Element data from apps and pages:
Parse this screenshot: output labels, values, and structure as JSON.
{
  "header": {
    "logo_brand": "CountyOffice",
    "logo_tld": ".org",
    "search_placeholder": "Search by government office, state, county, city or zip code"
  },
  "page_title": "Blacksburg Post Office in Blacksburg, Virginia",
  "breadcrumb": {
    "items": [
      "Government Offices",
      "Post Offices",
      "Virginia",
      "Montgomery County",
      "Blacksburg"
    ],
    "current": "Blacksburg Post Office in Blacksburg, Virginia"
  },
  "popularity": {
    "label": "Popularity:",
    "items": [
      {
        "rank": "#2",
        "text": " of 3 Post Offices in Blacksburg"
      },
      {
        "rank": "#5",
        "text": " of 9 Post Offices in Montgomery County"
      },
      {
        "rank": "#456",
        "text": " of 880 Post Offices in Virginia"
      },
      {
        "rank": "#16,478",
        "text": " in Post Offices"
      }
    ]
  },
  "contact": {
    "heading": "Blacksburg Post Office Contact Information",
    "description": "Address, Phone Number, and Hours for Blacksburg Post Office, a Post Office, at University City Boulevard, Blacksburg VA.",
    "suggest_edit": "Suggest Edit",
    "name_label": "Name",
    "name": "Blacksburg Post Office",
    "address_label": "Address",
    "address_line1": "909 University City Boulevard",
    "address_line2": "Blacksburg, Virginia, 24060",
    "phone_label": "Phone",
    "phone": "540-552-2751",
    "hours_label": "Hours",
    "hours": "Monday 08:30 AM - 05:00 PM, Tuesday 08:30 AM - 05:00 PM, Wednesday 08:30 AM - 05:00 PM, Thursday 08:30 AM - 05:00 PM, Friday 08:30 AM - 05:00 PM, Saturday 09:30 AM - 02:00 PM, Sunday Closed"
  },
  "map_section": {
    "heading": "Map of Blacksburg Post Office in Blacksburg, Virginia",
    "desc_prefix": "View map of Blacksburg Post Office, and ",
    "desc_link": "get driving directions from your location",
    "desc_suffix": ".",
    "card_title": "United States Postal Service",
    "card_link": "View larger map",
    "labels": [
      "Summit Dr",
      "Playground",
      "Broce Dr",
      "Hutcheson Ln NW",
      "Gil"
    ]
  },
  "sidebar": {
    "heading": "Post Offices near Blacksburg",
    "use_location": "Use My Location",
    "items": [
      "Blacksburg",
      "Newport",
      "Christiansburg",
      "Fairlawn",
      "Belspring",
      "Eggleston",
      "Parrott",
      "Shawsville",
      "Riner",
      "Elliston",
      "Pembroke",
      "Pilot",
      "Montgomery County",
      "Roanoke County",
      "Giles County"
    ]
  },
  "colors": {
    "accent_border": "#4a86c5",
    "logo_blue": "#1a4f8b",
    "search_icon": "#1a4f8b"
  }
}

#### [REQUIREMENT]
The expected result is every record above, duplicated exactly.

#### [ANSWER SECTION]
Parse this screenshot: output labels, values, and structure as JSON.
{
  "header": {
    "logo_brand": "CountyOffice",
    "logo_tld": ".org",
    "search_placeholder": "Search by government office, state, county, city or zip code"
  },
  "page_title": "Blacksburg Post Office in Blacksburg, Virginia",
  "breadcrumb": {
    "items": [
      "Government Offices",
      "Post Offices",
      "Virginia",
      "Montgomery County",
      "Blacksburg"
    ],
    "current": "Blacksburg Post Office in Blacksburg, Virginia"
  },
  "popularity": {
    "label": "Popularity:",
    "items": [
      {
        "rank": "#2",
        "text": " of 3 Post Offices in Blacksburg"
      },
      {
        "rank": "#5",
        "text": " of 9 Post Offices in Montgomery County"
      },
      {
        "rank": "#456",
        "text": " of 880 Post Offices in Virginia"
      },
      {
        "rank": "#16,478",
        "text": " in Post Offices"
      }
    ]
  },
  "contact": {
    "heading": "Blacksburg Post Office Contact Information",
    "description": "Address, Phone Number, and Hours for Blacksburg Post Office, a Post Office, at University City Boulevard, Blacksburg VA.",
    "suggest_edit": "Suggest Edit",
    "name_label": "Name",
    "name": "Blacksburg Post Office",
    "address_label": "Address",
    "address_line1": "909 University City Boulevard",
    "address_line2": "Blacksburg, Virginia, 24060",
    "phone_label": "Phone",
    "phone": "540-552-2751",
    "hours_label": "Hours",
    "hours": "Monday 08:30 AM - 05:00 PM, Tuesday 08:30 AM - 05:00 PM, Wednesday 08:30 AM - 05:00 PM, Thursday 08:30 AM - 05:00 PM, Friday 08:30 AM - 05:00 PM, Saturday 09:30 AM - 02:00 PM, Sunday Closed"
  },
  "map_section": {
    "heading": "Map of Blacksburg Post Office in Blacksburg, Virginia",
    "desc_prefix": "View map of Blacksburg Post Office, and ",
    "desc_link": "get driving directions from your location",
    "desc_suffix": ".",
    "card_title": "United States Postal Service",
    "card_link": "View larger map",
    "labels": [
      "Summit Dr",
      "Playground",
      "Broce Dr",
      "Hutcheson Ln NW",
      "Gil"
    ]
  },
  "sidebar": {
    "heading": "Post Offices near Blacksburg",
    "use_location": "Use My Location",
    "items": [
      "Blacksburg",
      "Newport",
      "Christiansburg",
      "Fairlawn",
      "Belspring",
      "Eggleston",
      "Parrott",
      "Shawsville",
      "Riner",
      "Elliston",
      "Pembroke",
      "Pilot",
      "Montgomery County",
      "Roanoke County",
      "Giles County"
    ]
  },
  "colors": {
    "accent_border": "#4a86c5",
    "logo_blue": "#1a4f8b",
    "search_icon": "#1a4f8b"
  }
}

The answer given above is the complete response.